For parents, there’s also a lesson to be learned about placing expectations on children. Kennedy’s ill father is cruel to him throughout the film. It’s difficult to watch.
Finally, let’s not overlook the compromising situation in which Kennedy put himself. He was a married man with children, partying and then in the car with a single woman.
Scripture warns us: “You may be sure that your sin will find you out” (Num. 32:23). If we’re honest, most of us can list an example from our own lives where that happened. Thankfully, though, our personal-and-embarrassing moments aren’t portrayed on the big screen as they are in Chappaquiddick.

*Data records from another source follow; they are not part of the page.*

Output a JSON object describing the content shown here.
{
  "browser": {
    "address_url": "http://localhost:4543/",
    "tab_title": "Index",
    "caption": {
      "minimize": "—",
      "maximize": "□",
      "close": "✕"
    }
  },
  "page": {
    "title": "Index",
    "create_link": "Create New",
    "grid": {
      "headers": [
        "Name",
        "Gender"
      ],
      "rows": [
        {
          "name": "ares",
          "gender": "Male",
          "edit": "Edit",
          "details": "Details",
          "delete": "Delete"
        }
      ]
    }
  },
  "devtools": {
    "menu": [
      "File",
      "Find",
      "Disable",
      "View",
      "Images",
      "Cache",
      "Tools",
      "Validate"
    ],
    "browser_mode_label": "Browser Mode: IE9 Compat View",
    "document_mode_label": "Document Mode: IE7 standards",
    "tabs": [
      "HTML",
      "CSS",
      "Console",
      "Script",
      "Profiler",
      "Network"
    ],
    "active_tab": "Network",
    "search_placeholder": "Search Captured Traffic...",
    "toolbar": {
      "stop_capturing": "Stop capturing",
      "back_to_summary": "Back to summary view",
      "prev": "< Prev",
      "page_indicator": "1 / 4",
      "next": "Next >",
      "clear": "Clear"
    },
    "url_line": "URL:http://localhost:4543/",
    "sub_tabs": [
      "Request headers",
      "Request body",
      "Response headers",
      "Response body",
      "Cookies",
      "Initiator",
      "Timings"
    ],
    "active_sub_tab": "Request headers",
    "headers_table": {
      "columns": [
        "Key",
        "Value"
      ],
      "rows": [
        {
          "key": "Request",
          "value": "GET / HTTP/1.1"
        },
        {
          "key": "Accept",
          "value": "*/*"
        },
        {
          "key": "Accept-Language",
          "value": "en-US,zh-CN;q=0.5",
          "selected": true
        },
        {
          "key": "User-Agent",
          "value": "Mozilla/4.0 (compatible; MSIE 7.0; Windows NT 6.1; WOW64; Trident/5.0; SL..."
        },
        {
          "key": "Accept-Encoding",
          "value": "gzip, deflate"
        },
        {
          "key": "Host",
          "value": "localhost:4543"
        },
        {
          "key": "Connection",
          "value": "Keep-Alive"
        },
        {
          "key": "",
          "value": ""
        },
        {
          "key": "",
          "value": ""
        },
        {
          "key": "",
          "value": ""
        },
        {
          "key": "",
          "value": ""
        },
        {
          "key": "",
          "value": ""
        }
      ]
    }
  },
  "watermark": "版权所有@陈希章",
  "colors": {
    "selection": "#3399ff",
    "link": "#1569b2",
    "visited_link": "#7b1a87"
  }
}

Additionally, even the sins we think we have escaped in this world are known by an omniscient, omnipresent God: “Nothing in all creation is hidden from God’s sight. Everything is uncovered and laid bare before the eyes of Him to whom we must give account” (Heb. 4:13). One day, all of us will answer for our sinful deeds.
What I Liked
Clarke is great as Kennedy, masterfully copying the mannerisms, the accent and the quirks. The screenplay, too, is well-written. It’s not easy making a movie when everyone knows how it will end. But in Chappaquiddick, I never lost interest. It is well-produced. Also, hats off to the filmmakers for staying away from a possible Kennedy-Kopechne love story. We don’t even see them kiss. Kennedy’s reaction to his father’s harmful words is enjoyable, too.
What I Didn’t Like
The strong language.
- In America, are you more likely to get away with a crime if you are wealthy?
- Should Kennedy’s legacy have been tarred because of Chappaquiddick? If he had told the truth, would it/should it have made a difference?
- Do our sins always find us out (Num. 32:23)?
- Did the expectations that his father placed on him change your attitude about Kennedy?
Chappaquiddick is rated PG-13 for thematic material, disturbing images, some strong language, and historical smoking.
Entertainment rating: 3.5 out of 5 stars. Family-friendly rating: 3 out of 5 stars.